Your instructions: Report each line of the data that has "Diagram" somewhere in it.

Given data:
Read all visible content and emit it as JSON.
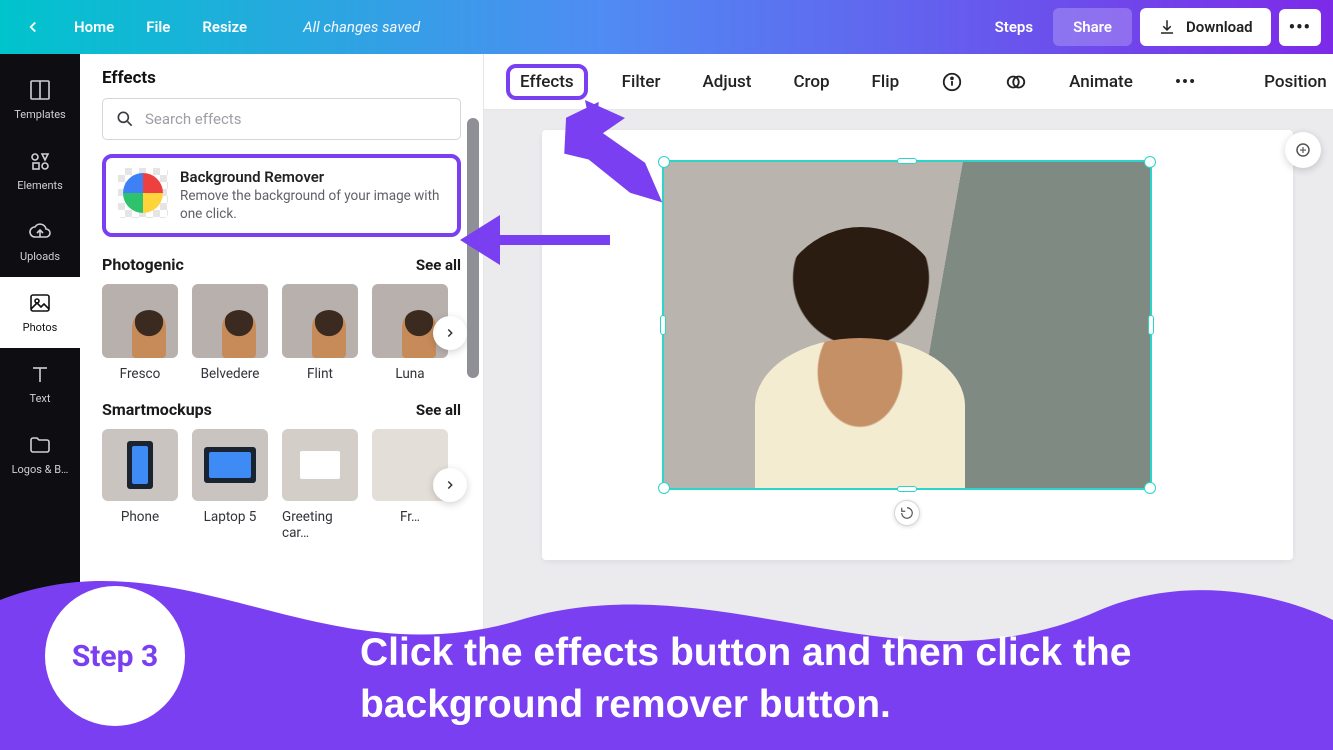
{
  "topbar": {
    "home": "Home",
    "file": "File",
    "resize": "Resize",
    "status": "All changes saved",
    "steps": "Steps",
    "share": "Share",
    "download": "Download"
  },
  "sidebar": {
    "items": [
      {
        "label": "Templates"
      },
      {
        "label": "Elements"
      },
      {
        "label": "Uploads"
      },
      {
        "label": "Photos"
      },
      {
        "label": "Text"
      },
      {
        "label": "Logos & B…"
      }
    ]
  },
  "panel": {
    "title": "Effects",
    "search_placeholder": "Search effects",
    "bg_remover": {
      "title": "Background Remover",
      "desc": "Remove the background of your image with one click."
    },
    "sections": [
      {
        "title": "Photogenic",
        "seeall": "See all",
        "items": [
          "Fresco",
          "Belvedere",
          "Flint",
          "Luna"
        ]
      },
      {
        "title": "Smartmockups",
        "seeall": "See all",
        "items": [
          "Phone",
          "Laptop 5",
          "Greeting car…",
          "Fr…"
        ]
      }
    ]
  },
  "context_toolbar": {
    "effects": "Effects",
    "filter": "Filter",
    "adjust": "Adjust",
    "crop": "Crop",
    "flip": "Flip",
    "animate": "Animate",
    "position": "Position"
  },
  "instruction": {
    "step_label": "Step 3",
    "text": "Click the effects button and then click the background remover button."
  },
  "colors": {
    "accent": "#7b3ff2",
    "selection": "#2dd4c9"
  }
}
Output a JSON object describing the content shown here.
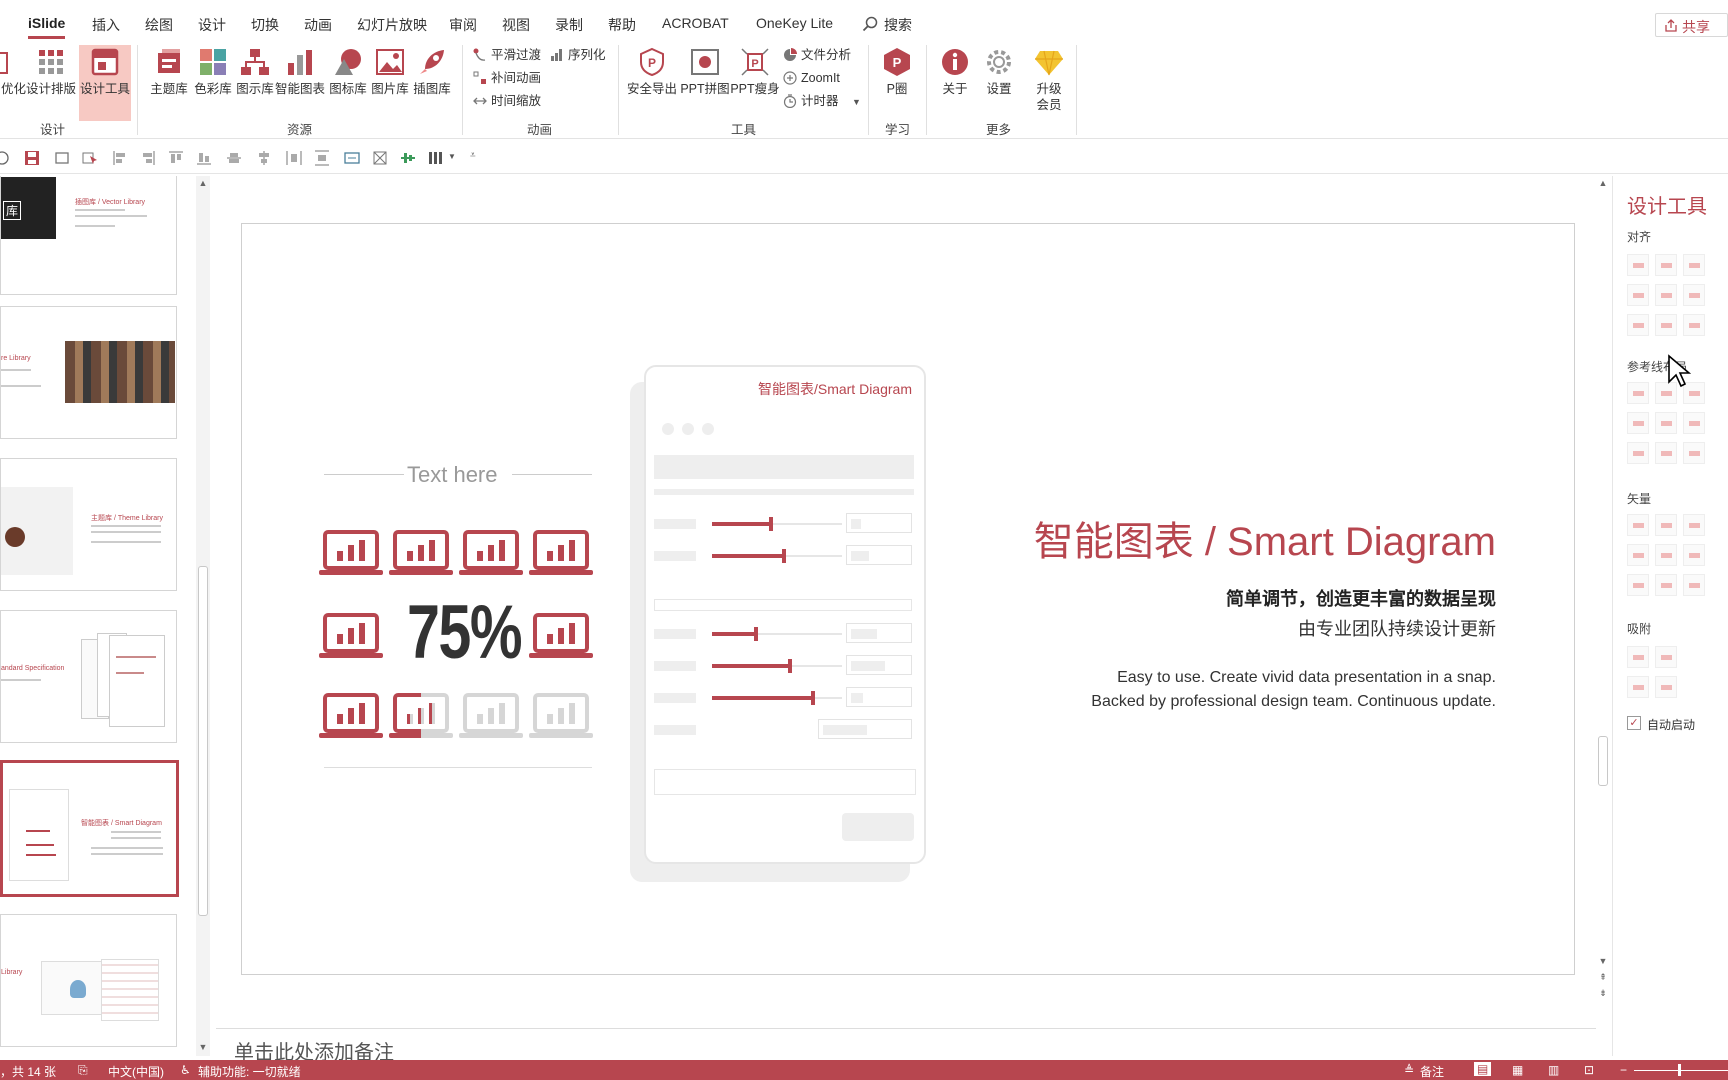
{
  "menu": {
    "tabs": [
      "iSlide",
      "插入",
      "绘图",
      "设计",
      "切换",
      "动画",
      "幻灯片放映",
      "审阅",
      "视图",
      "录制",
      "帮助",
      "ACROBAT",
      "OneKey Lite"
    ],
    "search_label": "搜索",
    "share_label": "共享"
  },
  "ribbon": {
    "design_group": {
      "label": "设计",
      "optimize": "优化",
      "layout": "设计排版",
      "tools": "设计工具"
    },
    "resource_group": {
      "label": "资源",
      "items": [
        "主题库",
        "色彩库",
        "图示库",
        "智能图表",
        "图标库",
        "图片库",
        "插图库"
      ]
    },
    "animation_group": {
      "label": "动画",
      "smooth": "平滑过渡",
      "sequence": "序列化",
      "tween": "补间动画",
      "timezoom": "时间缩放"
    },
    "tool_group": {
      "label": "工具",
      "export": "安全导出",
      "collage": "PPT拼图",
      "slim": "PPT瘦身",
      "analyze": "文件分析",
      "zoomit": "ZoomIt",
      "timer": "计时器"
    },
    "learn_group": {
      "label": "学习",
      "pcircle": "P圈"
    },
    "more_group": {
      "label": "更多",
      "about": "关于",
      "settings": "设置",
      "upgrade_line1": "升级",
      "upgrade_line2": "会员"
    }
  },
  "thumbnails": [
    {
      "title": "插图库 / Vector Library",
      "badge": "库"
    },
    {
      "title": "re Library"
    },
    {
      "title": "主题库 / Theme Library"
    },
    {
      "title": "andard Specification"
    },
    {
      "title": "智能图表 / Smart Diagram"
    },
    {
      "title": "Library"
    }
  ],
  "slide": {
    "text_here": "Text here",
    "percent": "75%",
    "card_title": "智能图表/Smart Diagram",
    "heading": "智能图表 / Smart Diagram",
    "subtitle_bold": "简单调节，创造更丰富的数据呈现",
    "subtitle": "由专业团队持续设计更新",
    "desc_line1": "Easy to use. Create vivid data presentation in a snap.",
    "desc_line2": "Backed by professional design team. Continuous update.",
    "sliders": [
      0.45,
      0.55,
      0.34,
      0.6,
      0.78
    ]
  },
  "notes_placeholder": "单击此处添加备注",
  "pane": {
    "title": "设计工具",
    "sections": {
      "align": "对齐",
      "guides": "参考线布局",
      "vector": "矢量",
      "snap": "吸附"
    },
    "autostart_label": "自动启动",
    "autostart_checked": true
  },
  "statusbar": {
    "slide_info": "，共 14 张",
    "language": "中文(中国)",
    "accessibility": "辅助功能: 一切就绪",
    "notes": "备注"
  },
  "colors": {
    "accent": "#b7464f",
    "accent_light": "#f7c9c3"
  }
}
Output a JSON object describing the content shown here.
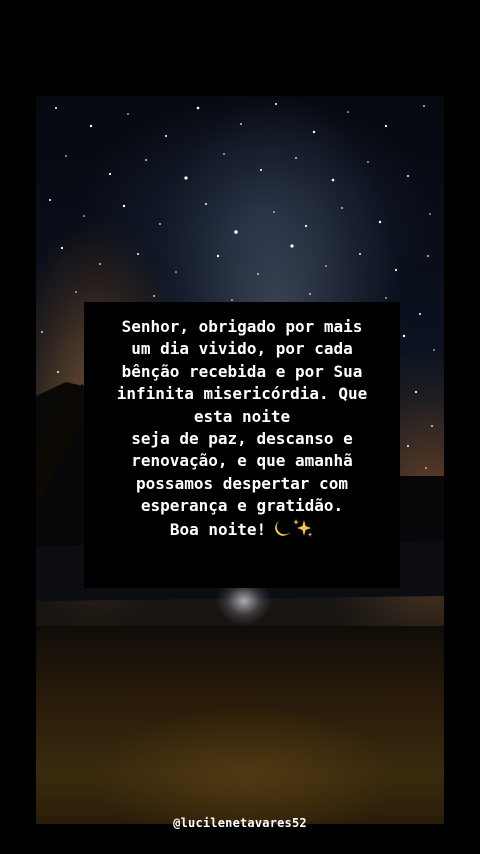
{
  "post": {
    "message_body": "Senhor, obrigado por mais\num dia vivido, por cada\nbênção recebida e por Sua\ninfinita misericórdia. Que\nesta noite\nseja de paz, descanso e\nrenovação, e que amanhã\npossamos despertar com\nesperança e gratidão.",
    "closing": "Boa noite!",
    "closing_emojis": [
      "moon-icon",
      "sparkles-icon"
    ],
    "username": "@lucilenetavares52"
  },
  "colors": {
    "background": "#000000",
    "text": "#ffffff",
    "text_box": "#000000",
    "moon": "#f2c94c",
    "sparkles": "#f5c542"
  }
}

Your solution:
      "title": "智能图表 / Smart Diagram"
    "card_title": "智能图表/Smart Diagram",
    "heading": "智能图表 / Smart Diagram",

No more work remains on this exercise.